Mr. Chairman, thank you for yielding.
I would like to join with my Democratic colleagues in support of the remarks of our Ranking Member.
Senator Conrad has once again clearly articulated the concerns we have on our side about the misguided fiscal path that the package before us today takes us down.
Mr. Chairman, at a time when communities along our Gulf Coast are hurting; when we are facing the implementation of a confusing new Prescription Drug Law; when our roads, bridges and railways are aging; when millions of Americans are concerned about how to pay to heat their homes this winter; and when the men and women who have sacrificed to serve us overseas cannot find healthcare or jobs when they return home, we should be focused on protecting our most vulnerable – not handing them further burdens.

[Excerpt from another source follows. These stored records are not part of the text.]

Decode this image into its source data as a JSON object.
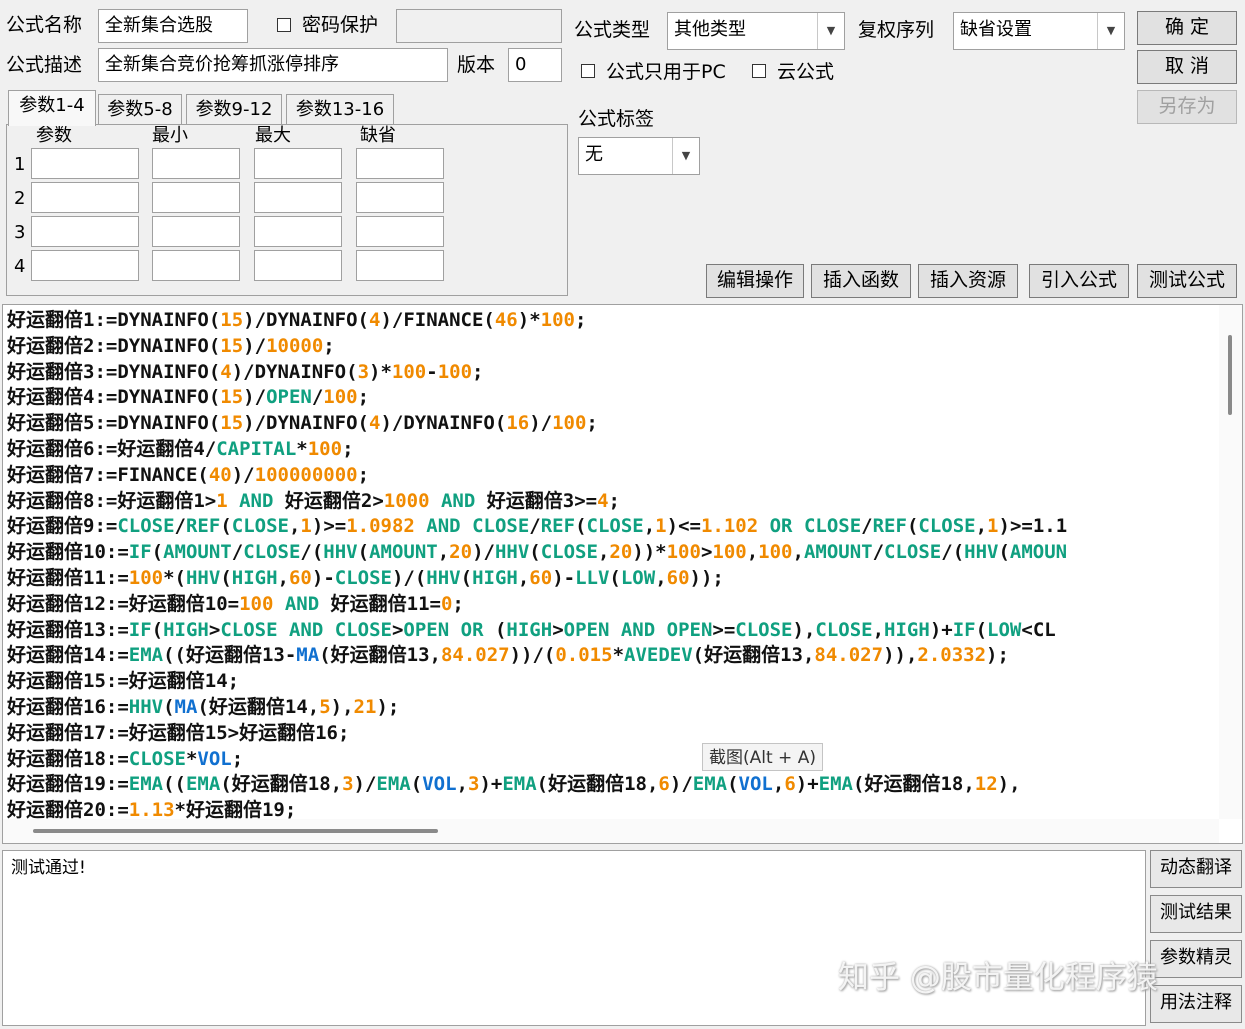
{
  "form": {
    "name_label": "公式名称",
    "name_value": "全新集合选股",
    "password_label": "密码保护",
    "desc_label": "公式描述",
    "desc_value": "全新集合竞价抢筹抓涨停排序",
    "version_label": "版本",
    "version_value": "0",
    "type_label": "公式类型",
    "type_value": "其他类型",
    "rights_label": "复权序列",
    "rights_value": "缺省设置",
    "pc_only_label": "公式只用于PC",
    "cloud_label": "云公式",
    "tag_label": "公式标签",
    "tag_value": "无"
  },
  "buttons": {
    "ok": "确 定",
    "cancel": "取 消",
    "save_as": "另存为",
    "edit_ops": "编辑操作",
    "insert_func": "插入函数",
    "insert_res": "插入资源",
    "import_formula": "引入公式",
    "test_formula": "测试公式"
  },
  "tabs": [
    "参数1-4",
    "参数5-8",
    "参数9-12",
    "参数13-16"
  ],
  "params": {
    "headers": [
      "参数",
      "最小",
      "最大",
      "缺省"
    ],
    "rows": [
      "1",
      "2",
      "3",
      "4"
    ]
  },
  "code_lines": [
    [
      [
        "好运翻倍1:=DYNAINFO(",
        "t"
      ],
      [
        "15",
        "n"
      ],
      [
        ")/DYNAINFO(",
        "t"
      ],
      [
        "4",
        "n"
      ],
      [
        ")/FINANCE(",
        "t"
      ],
      [
        "46",
        "n"
      ],
      [
        ")*",
        "t"
      ],
      [
        "100",
        "n"
      ],
      [
        ";",
        "t"
      ]
    ],
    [
      [
        "好运翻倍2:=DYNAINFO(",
        "t"
      ],
      [
        "15",
        "n"
      ],
      [
        ")/",
        "t"
      ],
      [
        "10000",
        "n"
      ],
      [
        ";",
        "t"
      ]
    ],
    [
      [
        "好运翻倍3:=DYNAINFO(",
        "t"
      ],
      [
        "4",
        "n"
      ],
      [
        ")/DYNAINFO(",
        "t"
      ],
      [
        "3",
        "n"
      ],
      [
        ")*",
        "t"
      ],
      [
        "100",
        "n"
      ],
      [
        "-",
        "t"
      ],
      [
        "100",
        "n"
      ],
      [
        ";",
        "t"
      ]
    ],
    [
      [
        "好运翻倍4:=DYNAINFO(",
        "t"
      ],
      [
        "15",
        "n"
      ],
      [
        ")/",
        "t"
      ],
      [
        "OPEN",
        "k"
      ],
      [
        "/",
        "t"
      ],
      [
        "100",
        "n"
      ],
      [
        ";",
        "t"
      ]
    ],
    [
      [
        "好运翻倍5:=DYNAINFO(",
        "t"
      ],
      [
        "15",
        "n"
      ],
      [
        ")/DYNAINFO(",
        "t"
      ],
      [
        "4",
        "n"
      ],
      [
        ")/DYNAINFO(",
        "t"
      ],
      [
        "16",
        "n"
      ],
      [
        ")/",
        "t"
      ],
      [
        "100",
        "n"
      ],
      [
        ";",
        "t"
      ]
    ],
    [
      [
        "好运翻倍6:=好运翻倍4/",
        "t"
      ],
      [
        "CAPITAL",
        "k"
      ],
      [
        "*",
        "t"
      ],
      [
        "100",
        "n"
      ],
      [
        ";",
        "t"
      ]
    ],
    [
      [
        "好运翻倍7:=FINANCE(",
        "t"
      ],
      [
        "40",
        "n"
      ],
      [
        ")/",
        "t"
      ],
      [
        "100000000",
        "n"
      ],
      [
        ";",
        "t"
      ]
    ],
    [
      [
        "好运翻倍8:=好运翻倍1>",
        "t"
      ],
      [
        "1",
        "n"
      ],
      [
        " ",
        "t"
      ],
      [
        "AND",
        "k"
      ],
      [
        " 好运翻倍2>",
        "t"
      ],
      [
        "1000",
        "n"
      ],
      [
        " ",
        "t"
      ],
      [
        "AND",
        "k"
      ],
      [
        " 好运翻倍3>=",
        "t"
      ],
      [
        "4",
        "n"
      ],
      [
        ";",
        "t"
      ]
    ],
    [
      [
        "好运翻倍9:=",
        "t"
      ],
      [
        "CLOSE",
        "k"
      ],
      [
        "/",
        "t"
      ],
      [
        "REF",
        "k"
      ],
      [
        "(",
        "t"
      ],
      [
        "CLOSE",
        "k"
      ],
      [
        ",",
        "t"
      ],
      [
        "1",
        "n"
      ],
      [
        ")>=",
        "t"
      ],
      [
        "1.0982",
        "n"
      ],
      [
        " ",
        "t"
      ],
      [
        "AND",
        "k"
      ],
      [
        " ",
        "t"
      ],
      [
        "CLOSE",
        "k"
      ],
      [
        "/",
        "t"
      ],
      [
        "REF",
        "k"
      ],
      [
        "(",
        "t"
      ],
      [
        "CLOSE",
        "k"
      ],
      [
        ",",
        "t"
      ],
      [
        "1",
        "n"
      ],
      [
        ")<=",
        "t"
      ],
      [
        "1.102",
        "n"
      ],
      [
        " ",
        "t"
      ],
      [
        "OR",
        "k"
      ],
      [
        " ",
        "t"
      ],
      [
        "CLOSE",
        "k"
      ],
      [
        "/",
        "t"
      ],
      [
        "REF",
        "k"
      ],
      [
        "(",
        "t"
      ],
      [
        "CLOSE",
        "k"
      ],
      [
        ",",
        "t"
      ],
      [
        "1",
        "n"
      ],
      [
        ")>=1.1",
        "t"
      ]
    ],
    [
      [
        "好运翻倍10:=",
        "t"
      ],
      [
        "IF",
        "k"
      ],
      [
        "(",
        "t"
      ],
      [
        "AMOUNT",
        "k"
      ],
      [
        "/",
        "t"
      ],
      [
        "CLOSE",
        "k"
      ],
      [
        "/(",
        "t"
      ],
      [
        "HHV",
        "k"
      ],
      [
        "(",
        "t"
      ],
      [
        "AMOUNT",
        "k"
      ],
      [
        ",",
        "t"
      ],
      [
        "20",
        "n"
      ],
      [
        ")/",
        "t"
      ],
      [
        "HHV",
        "k"
      ],
      [
        "(",
        "t"
      ],
      [
        "CLOSE",
        "k"
      ],
      [
        ",",
        "t"
      ],
      [
        "20",
        "n"
      ],
      [
        "))*",
        "t"
      ],
      [
        "100",
        "n"
      ],
      [
        ">",
        "t"
      ],
      [
        "100",
        "n"
      ],
      [
        ",",
        "t"
      ],
      [
        "100",
        "n"
      ],
      [
        ",",
        "t"
      ],
      [
        "AMOUNT",
        "k"
      ],
      [
        "/",
        "t"
      ],
      [
        "CLOSE",
        "k"
      ],
      [
        "/(",
        "t"
      ],
      [
        "HHV",
        "k"
      ],
      [
        "(",
        "t"
      ],
      [
        "AMOUN",
        "k"
      ]
    ],
    [
      [
        "好运翻倍11:=",
        "t"
      ],
      [
        "100",
        "n"
      ],
      [
        "*(",
        "t"
      ],
      [
        "HHV",
        "k"
      ],
      [
        "(",
        "t"
      ],
      [
        "HIGH",
        "k"
      ],
      [
        ",",
        "t"
      ],
      [
        "60",
        "n"
      ],
      [
        ")-",
        "t"
      ],
      [
        "CLOSE",
        "k"
      ],
      [
        ")/(",
        "t"
      ],
      [
        "HHV",
        "k"
      ],
      [
        "(",
        "t"
      ],
      [
        "HIGH",
        "k"
      ],
      [
        ",",
        "t"
      ],
      [
        "60",
        "n"
      ],
      [
        ")-",
        "t"
      ],
      [
        "LLV",
        "k"
      ],
      [
        "(",
        "t"
      ],
      [
        "LOW",
        "k"
      ],
      [
        ",",
        "t"
      ],
      [
        "60",
        "n"
      ],
      [
        "));",
        "t"
      ]
    ],
    [
      [
        "好运翻倍12:=好运翻倍10=",
        "t"
      ],
      [
        "100",
        "n"
      ],
      [
        " ",
        "t"
      ],
      [
        "AND",
        "k"
      ],
      [
        " 好运翻倍11=",
        "t"
      ],
      [
        "0",
        "n"
      ],
      [
        ";",
        "t"
      ]
    ],
    [
      [
        "好运翻倍13:=",
        "t"
      ],
      [
        "IF",
        "k"
      ],
      [
        "(",
        "t"
      ],
      [
        "HIGH",
        "k"
      ],
      [
        ">",
        "t"
      ],
      [
        "CLOSE",
        "k"
      ],
      [
        " ",
        "t"
      ],
      [
        "AND",
        "k"
      ],
      [
        " ",
        "t"
      ],
      [
        "CLOSE",
        "k"
      ],
      [
        ">",
        "t"
      ],
      [
        "OPEN",
        "k"
      ],
      [
        " ",
        "t"
      ],
      [
        "OR",
        "k"
      ],
      [
        " (",
        "t"
      ],
      [
        "HIGH",
        "k"
      ],
      [
        ">",
        "t"
      ],
      [
        "OPEN",
        "k"
      ],
      [
        " ",
        "t"
      ],
      [
        "AND",
        "k"
      ],
      [
        " ",
        "t"
      ],
      [
        "OPEN",
        "k"
      ],
      [
        ">=",
        "t"
      ],
      [
        "CLOSE",
        "k"
      ],
      [
        "),",
        "t"
      ],
      [
        "CLOSE",
        "k"
      ],
      [
        ",",
        "t"
      ],
      [
        "HIGH",
        "k"
      ],
      [
        ")+",
        "t"
      ],
      [
        "IF",
        "k"
      ],
      [
        "(",
        "t"
      ],
      [
        "LOW",
        "k"
      ],
      [
        "<CL",
        "t"
      ]
    ],
    [
      [
        "好运翻倍14:=",
        "t"
      ],
      [
        "EMA",
        "k"
      ],
      [
        "((好运翻倍13-",
        "t"
      ],
      [
        "MA",
        "b"
      ],
      [
        "(好运翻倍13,",
        "t"
      ],
      [
        "84.027",
        "n"
      ],
      [
        "))/(",
        "t"
      ],
      [
        "0.015",
        "n"
      ],
      [
        "*",
        "t"
      ],
      [
        "AVEDEV",
        "k"
      ],
      [
        "(好运翻倍13,",
        "t"
      ],
      [
        "84.027",
        "n"
      ],
      [
        ")),",
        "t"
      ],
      [
        "2.0332",
        "n"
      ],
      [
        ");",
        "t"
      ]
    ],
    [
      [
        "好运翻倍15:=好运翻倍14;",
        "t"
      ]
    ],
    [
      [
        "好运翻倍16:=",
        "t"
      ],
      [
        "HHV",
        "k"
      ],
      [
        "(",
        "t"
      ],
      [
        "MA",
        "b"
      ],
      [
        "(好运翻倍14,",
        "t"
      ],
      [
        "5",
        "n"
      ],
      [
        "),",
        "t"
      ],
      [
        "21",
        "n"
      ],
      [
        ");",
        "t"
      ]
    ],
    [
      [
        "好运翻倍17:=好运翻倍15>好运翻倍16;",
        "t"
      ]
    ],
    [
      [
        "好运翻倍18:=",
        "t"
      ],
      [
        "CLOSE",
        "k"
      ],
      [
        "*",
        "t"
      ],
      [
        "VOL",
        "b"
      ],
      [
        ";",
        "t"
      ]
    ],
    [
      [
        "好运翻倍19:=",
        "t"
      ],
      [
        "EMA",
        "k"
      ],
      [
        "((",
        "t"
      ],
      [
        "EMA",
        "k"
      ],
      [
        "(好运翻倍18,",
        "t"
      ],
      [
        "3",
        "n"
      ],
      [
        ")/",
        "t"
      ],
      [
        "EMA",
        "k"
      ],
      [
        "(",
        "t"
      ],
      [
        "VOL",
        "b"
      ],
      [
        ",",
        "t"
      ],
      [
        "3",
        "n"
      ],
      [
        ")+",
        "t"
      ],
      [
        "EMA",
        "k"
      ],
      [
        "(好运翻倍18,",
        "t"
      ],
      [
        "6",
        "n"
      ],
      [
        ")/",
        "t"
      ],
      [
        "EMA",
        "k"
      ],
      [
        "(",
        "t"
      ],
      [
        "VOL",
        "b"
      ],
      [
        ",",
        "t"
      ],
      [
        "6",
        "n"
      ],
      [
        ")+",
        "t"
      ],
      [
        "EMA",
        "k"
      ],
      [
        "(好运翻倍18,",
        "t"
      ],
      [
        "12",
        "n"
      ],
      [
        "),",
        "t"
      ]
    ],
    [
      [
        "好运翻倍20:=",
        "t"
      ],
      [
        "1.13",
        "n"
      ],
      [
        "*好运翻倍19;",
        "t"
      ]
    ]
  ],
  "tooltip": "截图(Alt + A)",
  "result_text": "测试通过!",
  "side_buttons": [
    "动态翻译",
    "测试结果",
    "参数精灵",
    "用法注释"
  ],
  "watermark": "知乎 @股市量化程序猿",
  "colors": {
    "number": "#f08a00",
    "keyword": "#10a080",
    "blue_fn": "#1070d0"
  }
}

Mr. Chairman, this is simply not the American way.
Mr. Chairman, these are the wrong priorities for our country at the wrong time – and the American people know it. The role of our federal government is to protect all Americans and to provide security. Well, I can tell you that as I travel around my home state, people are worried.
Mr. Chairman, Americans across the country were glued to their televisions watching as our government scrambled – and fumbled – our response to the devastation of Katrina. The truth is, Mr. Chairman, we simply weren’t ready.
And there is a coastline, or a volcano, or a fault line, or an aging dam in every state in this nation – and this budget doesn’t make the right investments in prevention or protection.
Mr. Chairman, as we sit here today, farmers and ranchers in Washington state are shutting down their operations. They can’t afford to put gas in their machinery and their livelihoods are at stake. And what are we doing here in Congress? Well, we’re cutting investments in our family farms.
Mr. Chairman, my constituents – and yours – are losing their pensions; they can’t see a doctor for lack of insurance; they don’t understand why they will suddenly have to pay co-pays on drugs they need to survive; and they can’t seem to save enough to send their children to college as the price of tuition continues to rise.
Mr. Chairman, this isn’t the American dream – it’s a nightmare.
Unfortunately, the dangerous fiscal policies of this Administration have brought us to this point.
Mr. Chairman, a budget is a statement of priorities. My priorities and those of my constituents in Washington state are not represented in this Reconciliation Act.
I believe we should be providing greater investments in the tools that spur economic growth and help all Americans – Education, Health care, Transportation, Job training, and wise fiscal policies.
In short, we should be making Americans more secure.
Unfortunately, the package before us today does just the opposite. It cuts Medicaid spending for our most vulnerable; cuts agriculture investments for our family farms who have been hit hard by soaring energy costs; opens ANWR up to shortsighted drilling; and increases PBCG premiums that could trigger an avalanche of companies eliminating defined benefit plans.
While today’s action is not the final step in this process, I have little faith that conference with the House will bring us back to the right priorities.
As we speak, the House leadership is working on a spending package that cuts $50 billion in needed infrastructure, education and healthcare investments.
Now is not the time to take steps backwards. Now is the time to make the choices that will help Americans prosper and make our country stronger.
Before I close, I want to say a few words about the Katrina package.
It took a horrible natural disaster to open our nation’s eyes to the huge gap between rich and poor in this country. What we do – or don’t do - here in Congress, should not add to this divide. Now is a time for compassion and accountability.
We should already have passed the Grassley/Baucus Katrina relief legislation and provided the kind of aid and compassion Americans are known for.
Mr. Chairman, I am voting ‘no’ today, because I do not believe this package as it stands should move forward.
It has the wrong priorities and continues the failed policies that are undermining America’s ability to overcome the challenges confronting us today.